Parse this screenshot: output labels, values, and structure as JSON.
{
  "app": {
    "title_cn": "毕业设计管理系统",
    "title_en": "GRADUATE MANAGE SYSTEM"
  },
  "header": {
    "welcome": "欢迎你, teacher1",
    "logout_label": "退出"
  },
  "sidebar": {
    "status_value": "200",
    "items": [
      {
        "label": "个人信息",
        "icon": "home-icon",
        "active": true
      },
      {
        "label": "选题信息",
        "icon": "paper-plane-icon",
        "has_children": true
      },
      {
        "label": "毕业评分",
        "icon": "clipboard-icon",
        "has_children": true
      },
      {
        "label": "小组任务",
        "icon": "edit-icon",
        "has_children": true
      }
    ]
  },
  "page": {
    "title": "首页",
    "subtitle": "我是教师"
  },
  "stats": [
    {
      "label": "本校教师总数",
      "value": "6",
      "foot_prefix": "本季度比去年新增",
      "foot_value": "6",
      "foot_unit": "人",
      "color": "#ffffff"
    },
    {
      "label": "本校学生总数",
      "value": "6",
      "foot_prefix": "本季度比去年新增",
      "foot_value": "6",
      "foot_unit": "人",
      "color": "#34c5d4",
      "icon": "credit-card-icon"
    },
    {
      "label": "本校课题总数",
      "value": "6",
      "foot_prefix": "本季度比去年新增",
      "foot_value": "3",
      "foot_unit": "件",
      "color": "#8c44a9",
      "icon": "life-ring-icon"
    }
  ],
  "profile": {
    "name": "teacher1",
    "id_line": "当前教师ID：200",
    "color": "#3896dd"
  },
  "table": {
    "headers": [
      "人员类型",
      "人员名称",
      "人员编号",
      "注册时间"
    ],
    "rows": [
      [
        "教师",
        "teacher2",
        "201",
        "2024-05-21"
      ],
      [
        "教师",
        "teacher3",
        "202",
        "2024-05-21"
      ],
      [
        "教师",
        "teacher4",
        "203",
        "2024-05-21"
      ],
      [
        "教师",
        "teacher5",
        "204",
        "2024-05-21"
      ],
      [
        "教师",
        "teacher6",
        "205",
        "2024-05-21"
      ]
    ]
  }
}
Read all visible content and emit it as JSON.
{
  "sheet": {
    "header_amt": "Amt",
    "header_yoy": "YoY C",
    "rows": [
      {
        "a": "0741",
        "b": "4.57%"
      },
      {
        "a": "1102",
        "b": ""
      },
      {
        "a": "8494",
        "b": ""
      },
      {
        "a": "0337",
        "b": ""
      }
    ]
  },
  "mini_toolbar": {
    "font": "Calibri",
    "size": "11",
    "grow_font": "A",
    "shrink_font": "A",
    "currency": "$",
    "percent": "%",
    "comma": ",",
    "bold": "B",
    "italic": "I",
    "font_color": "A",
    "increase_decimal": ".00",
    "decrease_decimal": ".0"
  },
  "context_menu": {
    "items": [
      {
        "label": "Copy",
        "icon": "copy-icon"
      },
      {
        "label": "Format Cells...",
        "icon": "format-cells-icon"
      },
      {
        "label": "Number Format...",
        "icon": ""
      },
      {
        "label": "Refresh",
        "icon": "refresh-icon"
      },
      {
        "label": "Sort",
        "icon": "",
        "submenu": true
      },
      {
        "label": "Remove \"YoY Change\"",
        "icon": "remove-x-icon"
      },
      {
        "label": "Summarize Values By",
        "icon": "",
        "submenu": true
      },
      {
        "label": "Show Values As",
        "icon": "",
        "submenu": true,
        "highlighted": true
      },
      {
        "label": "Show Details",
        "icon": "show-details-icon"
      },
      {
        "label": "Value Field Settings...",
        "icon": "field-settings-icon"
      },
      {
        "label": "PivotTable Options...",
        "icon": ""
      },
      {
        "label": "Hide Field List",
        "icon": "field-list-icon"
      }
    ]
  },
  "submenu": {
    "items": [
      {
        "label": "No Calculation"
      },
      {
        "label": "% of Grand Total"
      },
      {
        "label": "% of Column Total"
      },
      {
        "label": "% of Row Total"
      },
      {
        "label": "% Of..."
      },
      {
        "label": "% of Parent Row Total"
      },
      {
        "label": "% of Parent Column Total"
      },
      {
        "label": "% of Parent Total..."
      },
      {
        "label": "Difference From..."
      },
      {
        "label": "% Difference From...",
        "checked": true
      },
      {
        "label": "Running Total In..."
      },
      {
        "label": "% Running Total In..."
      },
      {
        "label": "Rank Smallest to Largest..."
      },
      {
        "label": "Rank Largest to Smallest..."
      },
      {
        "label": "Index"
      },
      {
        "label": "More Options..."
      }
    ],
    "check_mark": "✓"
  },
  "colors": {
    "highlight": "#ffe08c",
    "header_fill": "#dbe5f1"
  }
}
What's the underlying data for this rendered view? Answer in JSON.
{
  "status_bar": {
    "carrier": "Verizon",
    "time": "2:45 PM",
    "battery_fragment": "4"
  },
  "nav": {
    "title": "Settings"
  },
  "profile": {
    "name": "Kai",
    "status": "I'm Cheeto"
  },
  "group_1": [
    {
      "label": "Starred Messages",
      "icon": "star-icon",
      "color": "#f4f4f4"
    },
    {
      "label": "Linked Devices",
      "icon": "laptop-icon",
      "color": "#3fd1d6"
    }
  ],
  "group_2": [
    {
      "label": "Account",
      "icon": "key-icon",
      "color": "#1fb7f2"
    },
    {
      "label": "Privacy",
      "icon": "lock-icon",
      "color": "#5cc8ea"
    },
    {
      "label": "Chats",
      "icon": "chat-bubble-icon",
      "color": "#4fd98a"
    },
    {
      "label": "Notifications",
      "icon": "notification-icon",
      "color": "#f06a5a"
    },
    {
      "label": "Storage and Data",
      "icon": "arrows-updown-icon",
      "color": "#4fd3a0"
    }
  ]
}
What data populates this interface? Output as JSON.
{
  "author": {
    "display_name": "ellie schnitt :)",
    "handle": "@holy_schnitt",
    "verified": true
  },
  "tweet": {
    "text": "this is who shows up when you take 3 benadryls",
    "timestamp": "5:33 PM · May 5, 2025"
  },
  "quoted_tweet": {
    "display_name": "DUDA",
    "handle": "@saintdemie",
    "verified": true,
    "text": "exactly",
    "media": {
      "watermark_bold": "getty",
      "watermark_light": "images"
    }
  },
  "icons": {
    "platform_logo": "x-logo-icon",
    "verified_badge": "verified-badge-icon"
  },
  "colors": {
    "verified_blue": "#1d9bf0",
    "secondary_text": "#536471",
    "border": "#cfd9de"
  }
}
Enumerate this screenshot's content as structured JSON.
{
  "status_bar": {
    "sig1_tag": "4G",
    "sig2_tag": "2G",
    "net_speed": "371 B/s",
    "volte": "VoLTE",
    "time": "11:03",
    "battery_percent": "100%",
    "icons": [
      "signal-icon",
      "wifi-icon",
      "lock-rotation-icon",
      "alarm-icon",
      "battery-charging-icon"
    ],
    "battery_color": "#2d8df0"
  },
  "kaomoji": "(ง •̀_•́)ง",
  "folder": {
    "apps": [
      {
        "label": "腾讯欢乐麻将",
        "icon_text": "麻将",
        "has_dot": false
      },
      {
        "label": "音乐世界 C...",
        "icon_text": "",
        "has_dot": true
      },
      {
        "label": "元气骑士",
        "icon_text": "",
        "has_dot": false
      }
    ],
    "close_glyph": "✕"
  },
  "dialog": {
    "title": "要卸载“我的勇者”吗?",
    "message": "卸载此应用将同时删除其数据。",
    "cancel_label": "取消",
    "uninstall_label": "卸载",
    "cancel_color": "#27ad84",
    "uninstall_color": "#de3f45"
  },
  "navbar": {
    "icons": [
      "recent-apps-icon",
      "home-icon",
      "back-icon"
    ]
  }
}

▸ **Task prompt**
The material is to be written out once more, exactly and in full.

▸ **Output for this exercise**
Parse this screenshot: output labels, values, and structure as JSON.
{
  "app": {
    "title_cn": "毕业设计管理系统",
    "title_en": "GRADUATE MANAGE SYSTEM"
  },
  "header": {
    "welcome": "欢迎你, teacher1",
    "logout_label": "退出"
  },
  "sidebar": {
    "status_value": "200",
    "items": [
      {
        "label": "个人信息",
        "icon": "home-icon",
        "active": true
      },
      {
        "label": "选题信息",
        "icon": "paper-plane-icon",
        "has_children": true
      },
      {
        "label": "毕业评分",
        "icon": "clipboard-icon",
        "has_children": true
      },
      {
        "label": "小组任务",
        "icon": "edit-icon",
        "has_children": true
      }
    ]
  },
  "page": {
    "title": "首页",
    "subtitle": "我是教师"
  },
  "stats": [
    {
      "label": "本校教师总数",
      "value": "6",
      "foot_prefix": "本季度比去年新增",
      "foot_value": "6",
      "foot_unit": "人",
      "color": "#ffffff"
    },
    {
      "label": "本校学生总数",
      "value": "6",
      "foot_prefix": "本季度比去年新增",
      "foot_value": "6",
      "foot_unit": "人",
      "color": "#34c5d4",
      "icon": "credit-card-icon"
    },
    {
      "label": "本校课题总数",
      "value": "6",
      "foot_prefix": "本季度比去年新增",
      "foot_value": "3",
      "foot_unit": "件",
      "color": "#8c44a9",
      "icon": "life-ring-icon"
    }
  ],
  "profile": {
    "name": "teacher1",
    "id_line": "当前教师ID：200",
    "color": "#3896dd"
  },
  "table": {
    "headers": [
      "人员类型",
      "人员名称",
      "人员编号",
      "注册时间"
    ],
    "rows": [
      [
        "教师",
        "teacher2",
        "201",
        "2024-05-21"
      ],
      [
        "教师",
        "teacher3",
        "202",
        "2024-05-21"
      ],
      [
        "教师",
        "teacher4",
        "203",
        "2024-05-21"
      ],
      [
        "教师",
        "teacher5",
        "204",
        "2024-05-21"
      ],
      [
        "教师",
        "teacher6",
        "205",
        "2024-05-21"
      ]
    ]
  }
}
Read all visible content and emit it as JSON.
{
  "sheet": {
    "header_amt": "Amt",
    "header_yoy": "YoY C",
    "rows": [
      {
        "a": "0741",
        "b": "4.57%"
      },
      {
        "a": "1102",
        "b": ""
      },
      {
        "a": "8494",
        "b": ""
      },
      {
        "a": "0337",
        "b": ""
      }
    ]
  },
  "mini_toolbar": {
    "font": "Calibri",
    "size": "11",
    "grow_font": "A",
    "shrink_font": "A",
    "currency": "$",
    "percent": "%",
    "comma": ",",
    "bold": "B",
    "italic": "I",
    "font_color": "A",
    "increase_decimal": ".00",
    "decrease_decimal": ".0"
  },
  "context_menu": {
    "items": [
      {
        "label": "Copy",
        "icon": "copy-icon"
      },
      {
        "label": "Format Cells...",
        "icon": "format-cells-icon"
      },
      {
        "label": "Number Format...",
        "icon": ""
      },
      {
        "label": "Refresh",
        "icon": "refresh-icon"
      },
      {
        "label": "Sort",
        "icon": "",
        "submenu": true
      },
      {
        "label": "Remove \"YoY Change\"",
        "icon": "remove-x-icon"
      },
      {
        "label": "Summarize Values By",
        "icon": "",
        "submenu": true
      },
      {
        "label": "Show Values As",
        "icon": "",
        "submenu": true,
        "highlighted": true
      },
      {
        "label": "Show Details",
        "icon": "show-details-icon"
      },
      {
        "label": "Value Field Settings...",
        "icon": "field-settings-icon"
      },
      {
        "label": "PivotTable Options...",
        "icon": ""
      },
      {
        "label": "Hide Field List",
        "icon": "field-list-icon"
      }
    ]
  },
  "submenu": {
    "items": [
      {
        "label": "No Calculation"
      },
      {
        "label": "% of Grand Total"
      },
      {
        "label": "% of Column Total"
      },
      {
        "label": "% of Row Total"
      },
      {
        "label": "% Of..."
      },
      {
        "label": "% of Parent Row Total"
      },
      {
        "label": "% of Parent Column Total"
      },
      {
        "label": "% of Parent Total..."
      },
      {
        "label": "Difference From..."
      },
      {
        "label": "% Difference From...",
        "checked": true
      },
      {
        "label": "Running Total In..."
      },
      {
        "label": "% Running Total In..."
      },
      {
        "label": "Rank Smallest to Largest..."
      },
      {
        "label": "Rank Largest to Smallest..."
      },
      {
        "label": "Index"
      },
      {
        "label": "More Options..."
      }
    ],
    "check_mark": "✓"
  },
  "colors": {
    "highlight": "#ffe08c",
    "header_fill": "#dbe5f1"
  }
}
What's the underlying data for this rendered view? Answer in JSON.
{
  "status_bar": {
    "carrier": "Verizon",
    "time": "2:45 PM",
    "battery_fragment": "4"
  },
  "nav": {
    "title": "Settings"
  },
  "profile": {
    "name": "Kai",
    "status": "I'm Cheeto"
  },
  "group_1": [
    {
      "label": "Starred Messages",
      "icon": "star-icon",
      "color": "#f4f4f4"
    },
    {
      "label": "Linked Devices",
      "icon": "laptop-icon",
      "color": "#3fd1d6"
    }
  ],
  "group_2": [
    {
      "label": "Account",
      "icon": "key-icon",
      "color": "#1fb7f2"
    },
    {
      "label": "Privacy",
      "icon": "lock-icon",
      "color": "#5cc8ea"
    },
    {
      "label": "Chats",
      "icon": "chat-bubble-icon",
      "color": "#4fd98a"
    },
    {
      "label": "Notifications",
      "icon": "notification-icon",
      "color": "#f06a5a"
    },
    {
      "label": "Storage and Data",
      "icon": "arrows-updown-icon",
      "color": "#4fd3a0"
    }
  ]
}
What data populates this interface? Output as JSON.
{
  "author": {
    "display_name": "ellie schnitt :)",
    "handle": "@holy_schnitt",
    "verified": true
  },
  "tweet": {
    "text": "this is who shows up when you take 3 benadryls",
    "timestamp": "5:33 PM · May 5, 2025"
  },
  "quoted_tweet": {
    "display_name": "DUDA",
    "handle": "@saintdemie",
    "verified": true,
    "text": "exactly",
    "media": {
      "watermark_bold": "getty",
      "watermark_light": "images"
    }
  },
  "icons": {
    "platform_logo": "x-logo-icon",
    "verified_badge": "verified-badge-icon"
  },
  "colors": {
    "verified_blue": "#1d9bf0",
    "secondary_text": "#536471",
    "border": "#cfd9de"
  }
}
Enumerate this screenshot's content as structured JSON.
{
  "status_bar": {
    "sig1_tag": "4G",
    "sig2_tag": "2G",
    "net_speed": "371 B/s",
    "volte": "VoLTE",
    "time": "11:03",
    "battery_percent": "100%",
    "icons": [
      "signal-icon",
      "wifi-icon",
      "lock-rotation-icon",
      "alarm-icon",
      "battery-charging-icon"
    ],
    "battery_color": "#2d8df0"
  },
  "kaomoji": "(ง •̀_•́)ง",
  "folder": {
    "apps": [
      {
        "label": "腾讯欢乐麻将",
        "icon_text": "麻将",
        "has_dot": false
      },
      {
        "label": "音乐世界 C...",
        "icon_text": "",
        "has_dot": true
      },
      {
        "label": "元气骑士",
        "icon_text": "",
        "has_dot": false
      }
    ],
    "close_glyph": "✕"
  },
  "dialog": {
    "title": "要卸载“我的勇者”吗?",
    "message": "卸载此应用将同时删除其数据。",
    "cancel_label": "取消",
    "uninstall_label": "卸载",
    "cancel_color": "#27ad84",
    "uninstall_color": "#de3f45"
  },
  "navbar": {
    "icons": [
      "recent-apps-icon",
      "home-icon",
      "back-icon"
    ]
  }
}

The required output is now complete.